BUT concerned about promotion exercise
FN News Editor
The Bahamas Union of Teachers (BUT) is expressing concern over a recent promotional exercise by the Ministry of Education and expects the remainder of its members to be paid its promised increment this month.
Those are two of the more pressing issues BUT President Belinda Wilson said her organization is closely monitoring as they make preparation to head back to the table to begin talks for a new contract.
The union chief told The Freeport News that "a good amount" of individuals have expressed dissatisfaction over the outcome.
"It has been brought to my attention that there were persons who felt as though they should have been promoted in various positions and they were not," she said, adding that some are not making the case for themselves.
"Some felt that they were overlooked."
In fact, Wilson said it is an issue she has discussed with Minister of Education Jerome Fitzgerald, as it is emanating throughout The Bahamas.
"It is something that we really take seriously because we would like for persons to be motivated and work hard," she said.
"And when you seek to be promoted and you work towards promotion, we would like for the persons who are promoted to really be deserving of the promotion and not because of favoritism or some other factors."
While she would not say that the BUT does not support some of the promotions, Wilson said they do note that in some instances other persons who could have been also promoted, were not.
"But we intend to, as much as the ministry and the Department of Education personnel, whether they have been promoted or not, once they are prepared to cooperate, consult and network along with the union, we're prepared to work along with them," she said.

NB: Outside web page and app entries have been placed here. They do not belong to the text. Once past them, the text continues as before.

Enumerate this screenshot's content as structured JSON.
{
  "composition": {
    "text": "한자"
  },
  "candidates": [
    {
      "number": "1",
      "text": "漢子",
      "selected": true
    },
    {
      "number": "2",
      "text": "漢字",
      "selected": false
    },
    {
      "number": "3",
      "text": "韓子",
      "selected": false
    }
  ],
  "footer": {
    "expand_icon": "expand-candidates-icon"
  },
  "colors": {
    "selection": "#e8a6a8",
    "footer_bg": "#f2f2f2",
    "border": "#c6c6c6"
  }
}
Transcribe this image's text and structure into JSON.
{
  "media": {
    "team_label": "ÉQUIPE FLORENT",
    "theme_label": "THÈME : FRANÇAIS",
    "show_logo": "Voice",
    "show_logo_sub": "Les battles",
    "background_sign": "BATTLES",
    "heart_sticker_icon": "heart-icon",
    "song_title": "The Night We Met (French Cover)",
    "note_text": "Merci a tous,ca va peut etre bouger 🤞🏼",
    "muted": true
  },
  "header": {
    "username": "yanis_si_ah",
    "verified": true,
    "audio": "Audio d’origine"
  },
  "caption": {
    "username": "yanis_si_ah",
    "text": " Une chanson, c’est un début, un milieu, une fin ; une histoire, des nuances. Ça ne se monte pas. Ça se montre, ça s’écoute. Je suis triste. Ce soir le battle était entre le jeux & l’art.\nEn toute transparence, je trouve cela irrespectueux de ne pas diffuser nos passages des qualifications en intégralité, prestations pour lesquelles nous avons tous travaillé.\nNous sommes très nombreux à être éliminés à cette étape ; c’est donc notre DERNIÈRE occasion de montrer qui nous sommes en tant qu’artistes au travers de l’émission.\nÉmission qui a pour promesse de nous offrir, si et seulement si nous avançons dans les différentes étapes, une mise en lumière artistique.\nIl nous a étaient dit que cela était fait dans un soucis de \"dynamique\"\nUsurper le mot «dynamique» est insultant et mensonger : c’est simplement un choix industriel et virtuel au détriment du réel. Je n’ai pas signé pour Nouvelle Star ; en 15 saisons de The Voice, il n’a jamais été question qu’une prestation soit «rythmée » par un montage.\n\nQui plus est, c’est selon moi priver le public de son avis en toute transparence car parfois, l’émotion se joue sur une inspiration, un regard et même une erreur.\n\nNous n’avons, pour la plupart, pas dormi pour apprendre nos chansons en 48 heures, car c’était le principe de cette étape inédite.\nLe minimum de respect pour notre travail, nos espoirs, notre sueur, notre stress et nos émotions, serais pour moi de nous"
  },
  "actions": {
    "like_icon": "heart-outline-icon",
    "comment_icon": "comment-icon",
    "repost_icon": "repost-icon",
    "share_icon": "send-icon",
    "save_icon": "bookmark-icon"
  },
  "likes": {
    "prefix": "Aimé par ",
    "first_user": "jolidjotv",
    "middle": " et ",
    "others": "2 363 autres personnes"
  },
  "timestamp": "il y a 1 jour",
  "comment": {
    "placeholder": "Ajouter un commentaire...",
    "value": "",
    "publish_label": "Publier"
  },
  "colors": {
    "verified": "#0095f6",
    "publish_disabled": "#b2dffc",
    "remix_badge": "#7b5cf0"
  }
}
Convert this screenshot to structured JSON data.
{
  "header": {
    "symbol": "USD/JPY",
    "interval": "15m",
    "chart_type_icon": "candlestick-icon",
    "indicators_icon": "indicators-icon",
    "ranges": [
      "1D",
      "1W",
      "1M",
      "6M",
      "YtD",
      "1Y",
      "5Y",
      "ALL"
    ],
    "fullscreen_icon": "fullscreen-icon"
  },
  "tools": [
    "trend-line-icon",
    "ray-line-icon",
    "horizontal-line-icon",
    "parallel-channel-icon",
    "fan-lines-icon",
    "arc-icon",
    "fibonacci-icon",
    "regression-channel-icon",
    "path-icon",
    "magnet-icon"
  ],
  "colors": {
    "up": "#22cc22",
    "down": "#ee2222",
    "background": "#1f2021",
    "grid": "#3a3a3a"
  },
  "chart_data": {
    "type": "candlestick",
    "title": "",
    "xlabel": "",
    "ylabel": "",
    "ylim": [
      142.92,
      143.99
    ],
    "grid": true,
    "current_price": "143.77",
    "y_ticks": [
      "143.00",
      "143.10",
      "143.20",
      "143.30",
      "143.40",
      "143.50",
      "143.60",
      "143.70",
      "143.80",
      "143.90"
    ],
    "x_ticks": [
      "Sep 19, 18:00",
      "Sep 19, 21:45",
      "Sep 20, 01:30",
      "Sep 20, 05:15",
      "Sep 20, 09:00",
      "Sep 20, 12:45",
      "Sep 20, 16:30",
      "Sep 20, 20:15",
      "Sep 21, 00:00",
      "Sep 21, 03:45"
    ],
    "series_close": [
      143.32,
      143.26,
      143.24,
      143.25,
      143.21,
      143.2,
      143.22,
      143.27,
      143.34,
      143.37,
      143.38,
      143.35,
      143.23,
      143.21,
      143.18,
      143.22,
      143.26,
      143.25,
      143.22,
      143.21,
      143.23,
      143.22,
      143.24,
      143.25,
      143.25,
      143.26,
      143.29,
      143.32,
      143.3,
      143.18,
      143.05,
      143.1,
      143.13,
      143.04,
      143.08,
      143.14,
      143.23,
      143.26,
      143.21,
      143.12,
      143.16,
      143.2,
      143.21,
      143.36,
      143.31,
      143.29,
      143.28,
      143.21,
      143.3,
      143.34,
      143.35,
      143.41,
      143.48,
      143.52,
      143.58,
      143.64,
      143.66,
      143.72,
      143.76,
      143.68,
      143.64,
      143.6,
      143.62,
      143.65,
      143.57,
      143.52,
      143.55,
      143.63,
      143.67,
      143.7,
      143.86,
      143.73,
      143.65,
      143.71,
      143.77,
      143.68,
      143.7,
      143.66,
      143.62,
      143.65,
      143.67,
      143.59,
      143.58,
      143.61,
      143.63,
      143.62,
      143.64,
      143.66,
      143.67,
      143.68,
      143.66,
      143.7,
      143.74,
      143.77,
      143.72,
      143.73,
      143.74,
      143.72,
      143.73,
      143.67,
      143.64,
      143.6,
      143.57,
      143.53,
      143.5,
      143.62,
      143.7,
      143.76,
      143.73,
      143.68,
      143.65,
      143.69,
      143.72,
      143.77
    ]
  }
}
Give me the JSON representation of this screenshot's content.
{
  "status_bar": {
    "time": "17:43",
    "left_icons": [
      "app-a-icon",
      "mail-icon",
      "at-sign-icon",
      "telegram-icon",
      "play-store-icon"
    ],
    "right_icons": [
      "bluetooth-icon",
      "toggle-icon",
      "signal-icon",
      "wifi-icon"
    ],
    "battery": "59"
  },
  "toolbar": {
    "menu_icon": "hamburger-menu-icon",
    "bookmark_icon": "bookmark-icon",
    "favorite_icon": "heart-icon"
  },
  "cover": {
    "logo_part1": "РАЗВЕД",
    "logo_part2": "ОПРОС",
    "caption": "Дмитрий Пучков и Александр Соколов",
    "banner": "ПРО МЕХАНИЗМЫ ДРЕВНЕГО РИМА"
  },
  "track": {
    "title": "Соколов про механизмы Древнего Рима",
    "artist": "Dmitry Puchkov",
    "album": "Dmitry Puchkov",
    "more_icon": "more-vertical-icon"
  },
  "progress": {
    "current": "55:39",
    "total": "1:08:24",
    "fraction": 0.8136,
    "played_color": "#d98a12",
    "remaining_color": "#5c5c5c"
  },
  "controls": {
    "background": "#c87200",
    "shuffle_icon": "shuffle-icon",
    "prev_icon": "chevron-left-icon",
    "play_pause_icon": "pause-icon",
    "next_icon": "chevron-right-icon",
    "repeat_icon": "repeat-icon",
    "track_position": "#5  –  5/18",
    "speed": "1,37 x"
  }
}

"Now if they're not prepared to work along with us, then they'll have to see the other side of the union."
The BUT, she also disclosed, is also monitoring payment of increments for teachers that were due back in July, but which were not paid out in full as a result of a "miscommunication."
"Some individuals received the increment in July and we were expecting that this month the remainder of our persons will receive the other increment that we agreed to," Wilson stated.
"It seems as though there was a miscommunication among whoever the Ministry of Finance, Treasury, whomever."
Nonetheless, the union anticipates payment will be made this month.
As for the coveted medical insurance, which the union fought hard for and which became effective on July 1, 2012, Wilson said some 3,000 members have signed up.
The BUT, which stands 4,000-strong, secured an historic contract, signed earlier this year affords its membership for the first time in the organization's 40 year history major medical insurance coverage with Colina Imperial.
Those who did not take advantage, she said, didn't do so either because their spouse was also employed by the government and already had medical coverage or, in another case, they were unable to attach their dependents to the plan as it only covers the members.
"There are those teachers, too, who are single parents who have a child and their insurance already includes their child, they did not want to drop that and leave their child uncovered," she explained.
Wilson said while the BUT's main concern is coverage for its members, they are presently preparing for the 2013-2016 agreement and hopes to get a proposal in to government as early as January 2013.
"When it comes to that issue, we would have to at least discuss the possibility of adding a spouse or a dependent," she foreshadowed.
Wilson also addressed concerns regarding the 184 new teachers entering the public system this year.
"This year is the first that the majority of the teachers have been placed and many have been assigned to the Family Islands," she said.
"The only concern with the new teachers at this point is that when they go to the Family Islands the government pays the rent and the landlords require first and last month and security."
The BUT chief said discussions are underway with the ministry to look at having the landlords wave the traditional requirements in exchange for government ensuring rent will be paid in a timely manner each month.
© 2012 The Freeport News